Back to 2-part finishes on the rest of my rods; they seem to dry more quickly, give off less fumes (so far as I can tell, but I may have suffered mild brain damage from using the Perma-Gloss, so I can't really say with any certainty :eyecrazy: :whoa: ), and build up a nice glossy coat with two or three applications max., whereas I had to do 5 and in some cases 6 to get the same result with PG. The finish is nice, but the excessive fumes combined with the number of coats required has made up my mind for me: next time it's FlexCoat Light.
Although this rod is fast and light, and I think it will be a great casting stick, I've found that 7-pieces is too much to build and will probably stick with 4-piece and under from now on.
So overall, the rod cost me around $125 to build... not too shabby.
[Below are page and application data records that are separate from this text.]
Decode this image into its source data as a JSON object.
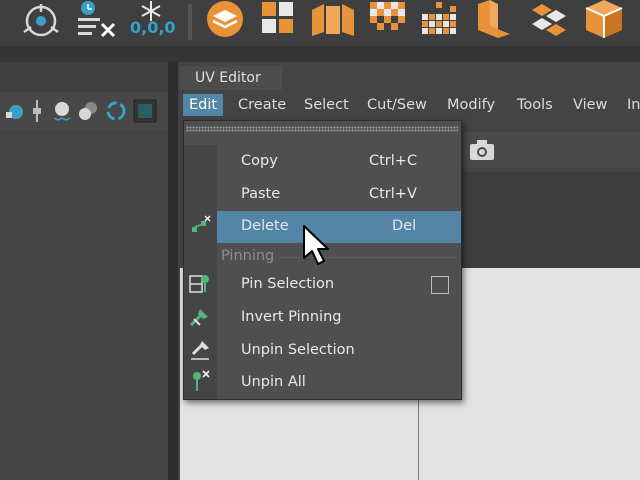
{
  "colors": {
    "highlight": "#5285a6",
    "shelf_orange": "#e8923a",
    "shelf_blue": "#3aa0c8",
    "pin_green": "#4fb87a"
  },
  "shelf": {
    "icons": [
      "pivot-gizmo-icon",
      "reset-transform-icon",
      "freeze-transform-icon",
      "layers-icon",
      "checker-grid-icon",
      "unfold-box-icon",
      "checker-dense-icon",
      "checker-grid-2-icon",
      "stack-box-icon",
      "layout-diamond-icon",
      "box-3d-icon"
    ],
    "freeze_label": "0,0,0"
  },
  "editor": {
    "tab_title": "UV Editor",
    "menu": [
      "Edit",
      "Create",
      "Select",
      "Cut/Sew",
      "Modify",
      "Tools",
      "View",
      "In"
    ]
  },
  "dropdown": {
    "items": [
      {
        "label": "Copy",
        "shortcut": "Ctrl+C"
      },
      {
        "label": "Paste",
        "shortcut": "Ctrl+V"
      },
      {
        "label": "Delete",
        "shortcut": "Del"
      }
    ],
    "section": "Pinning",
    "pinning_items": [
      {
        "label": "Pin Selection",
        "icon": "pin-selection-icon",
        "has_checkbox": true
      },
      {
        "label": "Invert Pinning",
        "icon": "invert-pinning-icon"
      },
      {
        "label": "Unpin Selection",
        "icon": "unpin-selection-icon"
      },
      {
        "label": "Unpin All",
        "icon": "unpin-all-icon"
      }
    ]
  }
}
I think the next rod will be a 10' 8-wt. for the yak.
05-12-2003, 12:11 AM
it".. 7 pieces! Does anyone have any comments on whether or not rods with this many pieces are more prone to breakage?"
I don't believe that a large number of pieces in and of
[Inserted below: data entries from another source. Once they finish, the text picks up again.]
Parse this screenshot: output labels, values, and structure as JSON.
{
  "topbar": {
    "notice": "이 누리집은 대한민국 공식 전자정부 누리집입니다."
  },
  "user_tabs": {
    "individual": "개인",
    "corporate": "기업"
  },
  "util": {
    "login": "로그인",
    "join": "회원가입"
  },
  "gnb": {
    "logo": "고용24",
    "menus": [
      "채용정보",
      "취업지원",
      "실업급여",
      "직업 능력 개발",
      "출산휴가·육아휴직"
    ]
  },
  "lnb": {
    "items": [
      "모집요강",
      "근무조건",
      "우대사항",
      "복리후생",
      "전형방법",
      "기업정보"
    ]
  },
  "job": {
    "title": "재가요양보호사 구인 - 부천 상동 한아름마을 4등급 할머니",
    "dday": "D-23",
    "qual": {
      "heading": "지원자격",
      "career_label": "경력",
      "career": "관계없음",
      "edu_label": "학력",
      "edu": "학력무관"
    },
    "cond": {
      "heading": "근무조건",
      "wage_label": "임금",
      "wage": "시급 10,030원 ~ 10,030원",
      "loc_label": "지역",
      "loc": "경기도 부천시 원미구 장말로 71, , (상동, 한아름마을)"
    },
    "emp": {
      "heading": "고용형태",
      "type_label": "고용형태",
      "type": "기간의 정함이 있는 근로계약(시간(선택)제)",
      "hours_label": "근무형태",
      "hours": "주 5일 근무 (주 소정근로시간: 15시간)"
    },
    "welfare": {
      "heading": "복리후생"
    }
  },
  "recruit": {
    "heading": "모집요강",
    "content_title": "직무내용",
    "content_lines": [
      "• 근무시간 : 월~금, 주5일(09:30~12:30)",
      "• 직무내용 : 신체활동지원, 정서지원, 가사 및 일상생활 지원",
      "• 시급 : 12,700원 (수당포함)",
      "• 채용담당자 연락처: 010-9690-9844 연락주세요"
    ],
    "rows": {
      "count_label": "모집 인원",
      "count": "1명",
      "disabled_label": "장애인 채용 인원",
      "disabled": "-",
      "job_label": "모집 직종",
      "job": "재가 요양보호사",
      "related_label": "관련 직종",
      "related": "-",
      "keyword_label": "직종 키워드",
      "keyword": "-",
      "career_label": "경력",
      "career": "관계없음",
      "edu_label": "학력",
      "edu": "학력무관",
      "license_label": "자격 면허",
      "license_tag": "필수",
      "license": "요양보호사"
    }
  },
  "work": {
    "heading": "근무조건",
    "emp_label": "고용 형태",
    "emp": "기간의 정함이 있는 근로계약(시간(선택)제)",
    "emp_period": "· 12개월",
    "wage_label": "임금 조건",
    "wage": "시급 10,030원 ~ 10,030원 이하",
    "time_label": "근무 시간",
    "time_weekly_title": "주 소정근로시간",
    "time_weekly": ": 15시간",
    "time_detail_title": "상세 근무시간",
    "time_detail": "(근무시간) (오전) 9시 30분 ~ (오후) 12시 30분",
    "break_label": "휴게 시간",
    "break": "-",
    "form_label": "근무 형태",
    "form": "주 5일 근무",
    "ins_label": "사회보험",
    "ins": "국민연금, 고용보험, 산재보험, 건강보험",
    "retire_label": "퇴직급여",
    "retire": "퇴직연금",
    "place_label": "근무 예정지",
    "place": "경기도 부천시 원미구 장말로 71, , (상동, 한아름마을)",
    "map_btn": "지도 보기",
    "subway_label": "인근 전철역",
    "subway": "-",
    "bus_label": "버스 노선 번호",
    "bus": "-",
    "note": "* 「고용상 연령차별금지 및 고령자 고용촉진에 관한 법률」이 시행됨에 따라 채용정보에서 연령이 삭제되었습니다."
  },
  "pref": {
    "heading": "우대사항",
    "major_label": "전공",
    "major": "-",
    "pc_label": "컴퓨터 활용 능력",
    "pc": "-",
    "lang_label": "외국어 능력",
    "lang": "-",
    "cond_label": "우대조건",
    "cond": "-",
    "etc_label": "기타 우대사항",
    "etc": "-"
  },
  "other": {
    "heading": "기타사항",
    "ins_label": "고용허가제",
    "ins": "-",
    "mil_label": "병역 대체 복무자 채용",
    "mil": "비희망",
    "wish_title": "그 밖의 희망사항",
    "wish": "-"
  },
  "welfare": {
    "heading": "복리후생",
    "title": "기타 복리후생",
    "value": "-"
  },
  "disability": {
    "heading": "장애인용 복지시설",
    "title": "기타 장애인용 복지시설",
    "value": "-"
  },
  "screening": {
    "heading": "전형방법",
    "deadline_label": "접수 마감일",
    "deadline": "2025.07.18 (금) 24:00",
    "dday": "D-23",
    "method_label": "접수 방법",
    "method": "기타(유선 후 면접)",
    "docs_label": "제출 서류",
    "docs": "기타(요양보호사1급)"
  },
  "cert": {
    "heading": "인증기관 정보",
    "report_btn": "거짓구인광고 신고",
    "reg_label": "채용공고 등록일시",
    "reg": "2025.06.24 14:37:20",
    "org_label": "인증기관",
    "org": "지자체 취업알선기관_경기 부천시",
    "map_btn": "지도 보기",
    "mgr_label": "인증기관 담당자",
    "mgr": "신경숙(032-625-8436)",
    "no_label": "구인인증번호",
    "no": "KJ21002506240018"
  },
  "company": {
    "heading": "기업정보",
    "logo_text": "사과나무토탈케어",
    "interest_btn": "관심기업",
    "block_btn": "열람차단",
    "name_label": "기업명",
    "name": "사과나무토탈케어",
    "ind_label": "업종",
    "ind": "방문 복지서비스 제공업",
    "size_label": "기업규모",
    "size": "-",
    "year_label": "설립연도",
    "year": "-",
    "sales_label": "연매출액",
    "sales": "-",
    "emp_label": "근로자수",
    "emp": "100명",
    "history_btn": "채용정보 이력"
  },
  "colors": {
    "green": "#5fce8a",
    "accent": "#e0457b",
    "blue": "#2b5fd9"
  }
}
itself is a problem. I've had three 6-pc rods and none
broke at a ferrule. I just ordered the penultimate multi-
multi-piece: an LL Bean 9 pc.
Multi-piece "travel" rods are very common now - they seem to have the technology down well. And they are durable. I would have no reservations on one - and I love the convenience (and action) of my traveler.
But I DO have one question - How in hell do you find the "spine" in 'em - one piece at a time?????:hehe:
05-12-2003, 07:51 AM
Bob, I actually rolled each piece (17" long) on a flat surface and found the "lump", which I took to be the spine, then checked this against the normal "spine test" for the thinner diameter sections and found it to be close enough. For fatter butt sections, particularly on a fast-action blank in which nearly all of the flexing occurs in the upper 1/3 of the rod, I don't think that spining the lower sections is as critical; they're not really bending at all, so what does it matter? The tip sections, on the other hand, require the same accuracy with spining that any other rod would. I don't know, maybe I've got it wrong, but it seems to make sense. :confused:
I was just teasing. That's what I would have done..